Congratulations to all the players who qualified. All the matches were of such great quality and everyone thoroughly enjoyed them. The first round matches of the main draw start today at 5.30pm and we are all looking forward to watching some more amazing squash.
Only one of the qualifiers gets to have a much deserved rest day because three of the four spots were all randomly drawn into the top half of the draw, but at least they are more than used to the courts, so we will see if that gives them an advantage.
PSA W50 Women’s Carol Weymuller Open 2017, Heights Casino, Brooklyn, New York, USA.
Milou van der Heijden (NED) bt Nada Abbas (EGY) 6-11, 11-6, 9-11, 11-7, 13-11 (55m)
Nele Gilis (BEL) bt Samantha Teran (MEX) 11-1, 12-14, 11-6, 11-3 (51m)
Mayar Hany (EGY) bt Nadine Shahin (EGY) 11-8, 11-7, 9-11, 9-11, 11-8 (56m)
Mariam Metwally (EGY) bt Kanzy Emad El Defrawy (EGY) 11-3, 11-9, 12-10 (37m)
First round (today):
 Nour El Sherbini (EGY) v [Q] Mayar Hany (EGY)
 Nour El Tayeb (EGY) v [Q] Milou van der Heijden (NED)
 Joshna Chinappa (IND) v Salma Hany Ibrahim (EGY)
 Alison Waters (ENG) v [Q] Mariam Metwally (EGY)
 Annie Au (HKG) v [Q] Nele Gilis (BEL)
 Joelle King (NZL) v Millie Tomlinson (ENG)
 Victoria Lust (ENG) v [WC] Emilia Soini (FIN)
 Raneem El Welily (EGY) v Dipika Pallikal Karthik (IND)

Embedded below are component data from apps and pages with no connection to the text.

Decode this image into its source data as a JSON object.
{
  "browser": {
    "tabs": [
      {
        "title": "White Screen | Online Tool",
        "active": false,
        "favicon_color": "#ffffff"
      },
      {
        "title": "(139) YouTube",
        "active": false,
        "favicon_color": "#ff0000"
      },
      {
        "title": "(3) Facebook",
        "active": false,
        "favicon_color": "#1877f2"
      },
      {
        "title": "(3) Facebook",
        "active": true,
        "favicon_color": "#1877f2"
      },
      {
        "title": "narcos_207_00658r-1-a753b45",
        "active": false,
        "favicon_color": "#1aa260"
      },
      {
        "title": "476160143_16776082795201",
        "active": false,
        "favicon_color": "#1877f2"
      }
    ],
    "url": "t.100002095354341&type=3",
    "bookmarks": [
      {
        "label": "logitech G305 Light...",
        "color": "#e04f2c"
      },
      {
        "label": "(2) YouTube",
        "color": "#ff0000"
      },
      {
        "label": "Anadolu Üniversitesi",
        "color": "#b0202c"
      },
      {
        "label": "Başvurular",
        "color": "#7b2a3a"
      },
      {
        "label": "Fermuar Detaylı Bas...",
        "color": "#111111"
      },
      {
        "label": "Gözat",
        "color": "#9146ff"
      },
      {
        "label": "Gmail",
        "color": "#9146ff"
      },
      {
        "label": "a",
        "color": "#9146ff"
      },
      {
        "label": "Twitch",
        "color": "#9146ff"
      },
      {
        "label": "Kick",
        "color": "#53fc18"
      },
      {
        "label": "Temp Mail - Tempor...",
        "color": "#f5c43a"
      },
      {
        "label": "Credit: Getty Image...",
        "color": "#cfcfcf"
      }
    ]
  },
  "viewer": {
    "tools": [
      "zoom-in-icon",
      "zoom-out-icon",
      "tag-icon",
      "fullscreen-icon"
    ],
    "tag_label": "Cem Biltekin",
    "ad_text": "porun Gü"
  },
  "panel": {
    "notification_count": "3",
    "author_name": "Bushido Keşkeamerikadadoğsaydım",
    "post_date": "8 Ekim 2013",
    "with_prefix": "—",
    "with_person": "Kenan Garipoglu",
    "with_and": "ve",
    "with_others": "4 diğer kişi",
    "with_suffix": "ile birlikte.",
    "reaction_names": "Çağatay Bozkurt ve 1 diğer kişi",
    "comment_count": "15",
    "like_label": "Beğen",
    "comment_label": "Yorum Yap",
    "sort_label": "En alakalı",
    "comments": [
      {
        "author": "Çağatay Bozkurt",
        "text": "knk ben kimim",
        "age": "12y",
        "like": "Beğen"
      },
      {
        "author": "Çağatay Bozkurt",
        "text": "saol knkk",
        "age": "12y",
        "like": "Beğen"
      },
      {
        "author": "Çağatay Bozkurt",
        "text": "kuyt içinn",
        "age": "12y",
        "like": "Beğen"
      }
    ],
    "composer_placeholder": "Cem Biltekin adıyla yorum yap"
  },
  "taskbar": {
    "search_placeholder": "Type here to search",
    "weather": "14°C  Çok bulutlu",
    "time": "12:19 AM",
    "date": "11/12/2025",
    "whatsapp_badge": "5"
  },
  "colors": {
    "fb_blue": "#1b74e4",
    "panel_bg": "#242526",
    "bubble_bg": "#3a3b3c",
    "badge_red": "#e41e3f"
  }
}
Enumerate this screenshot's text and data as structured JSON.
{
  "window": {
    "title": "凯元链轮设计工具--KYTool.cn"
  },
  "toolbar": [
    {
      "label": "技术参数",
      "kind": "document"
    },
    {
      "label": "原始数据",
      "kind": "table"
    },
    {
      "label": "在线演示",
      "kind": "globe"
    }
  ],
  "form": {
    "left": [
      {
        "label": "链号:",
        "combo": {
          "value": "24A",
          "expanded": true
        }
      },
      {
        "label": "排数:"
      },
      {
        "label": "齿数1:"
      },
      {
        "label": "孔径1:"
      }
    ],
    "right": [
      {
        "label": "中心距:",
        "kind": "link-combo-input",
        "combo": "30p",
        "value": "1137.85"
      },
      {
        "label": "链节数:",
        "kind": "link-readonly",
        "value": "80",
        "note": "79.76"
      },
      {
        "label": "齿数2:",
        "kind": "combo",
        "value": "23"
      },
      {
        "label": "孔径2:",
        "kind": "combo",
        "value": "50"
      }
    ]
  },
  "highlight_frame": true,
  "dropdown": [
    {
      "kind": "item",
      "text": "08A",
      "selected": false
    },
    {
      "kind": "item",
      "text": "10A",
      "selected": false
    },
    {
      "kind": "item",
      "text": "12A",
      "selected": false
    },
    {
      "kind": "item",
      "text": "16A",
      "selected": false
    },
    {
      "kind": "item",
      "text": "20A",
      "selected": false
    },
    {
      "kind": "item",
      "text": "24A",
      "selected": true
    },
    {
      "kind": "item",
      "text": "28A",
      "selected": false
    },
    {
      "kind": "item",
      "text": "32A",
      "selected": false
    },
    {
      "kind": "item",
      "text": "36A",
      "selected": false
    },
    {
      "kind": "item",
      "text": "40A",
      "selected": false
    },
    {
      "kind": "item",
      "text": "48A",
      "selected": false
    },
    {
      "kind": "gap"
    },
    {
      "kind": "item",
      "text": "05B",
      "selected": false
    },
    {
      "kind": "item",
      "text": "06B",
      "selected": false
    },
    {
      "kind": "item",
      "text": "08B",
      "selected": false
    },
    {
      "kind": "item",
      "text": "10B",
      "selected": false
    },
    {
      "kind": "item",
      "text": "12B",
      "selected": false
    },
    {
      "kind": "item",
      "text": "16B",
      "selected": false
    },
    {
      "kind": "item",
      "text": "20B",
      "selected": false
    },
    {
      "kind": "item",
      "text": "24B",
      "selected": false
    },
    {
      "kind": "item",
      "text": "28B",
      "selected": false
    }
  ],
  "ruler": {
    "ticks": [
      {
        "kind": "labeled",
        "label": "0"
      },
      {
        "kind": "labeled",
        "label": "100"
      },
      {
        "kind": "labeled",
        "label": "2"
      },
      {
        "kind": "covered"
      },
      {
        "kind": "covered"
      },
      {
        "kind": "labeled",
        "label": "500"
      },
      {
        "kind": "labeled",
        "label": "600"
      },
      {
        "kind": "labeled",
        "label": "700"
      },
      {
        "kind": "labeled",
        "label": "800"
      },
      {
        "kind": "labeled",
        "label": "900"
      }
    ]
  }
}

The link to the live streaming is: http://ustre.am/1AkwJ
Pictures by JEAN ERVASTI